You directly edit the /etc/hosts file, the /etc/resolv.conf file, or the /etc/sysconfig/network-scripts/ifcfg-* files. After a few minutes or a reboot, your changes are lost and the files revert to a previous form.
The Red Hat Enterprise Linux (RHEL) distributions include the NetworkManager RPM package. This provides a daemon which monitors the networking setup and automatically attempts to “do the right thing” to keep network connectivity for the system. Intended mainly for mobile applications, such as laptops, which are used at work, in public hotspots, and at home, the NetworkManager permits differing network configuration profiles to be defined.
Anaconda, the installer, enables NetworkManager if any network interface uses dynamically-assigned addresses. For hosts with only fixed network addresses, network reconfiguration must be performed manually.
One profile named default is always created.

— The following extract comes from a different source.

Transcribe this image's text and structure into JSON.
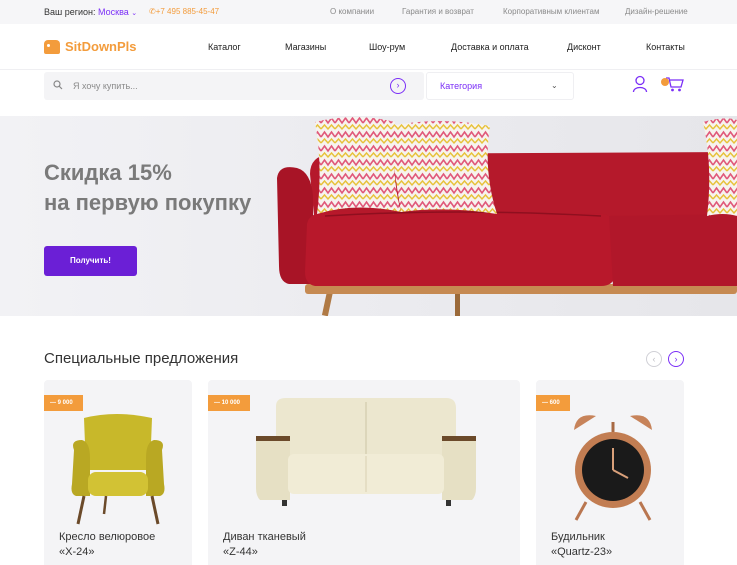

Additional profiles may be created using the system-config-network tool. A profile is essentially a stored copy of a collection of files:
$ pwd /etc/sysconfig/networking/profiles/default $ ls hosts ifcfg-eth0 network resolv.conf
Periodically the NetworkManager utility refreshes the real files from these stored copies. While the usefulness of this capability in a static server environment is debatable, the NetworkManager package is nonetheless part of the default RHEL install set.
Disabling the NetworkManager
To avoid the problem discussed above, consider disabling the NetworkManager service:
# chkconfig NetworkManager off # service NetworkManager stop
Then, any stored files in /etc/sysconfig/networking/profile will be ignored. Alternatively, use the system-config-network GUI tool to make the changes permanently.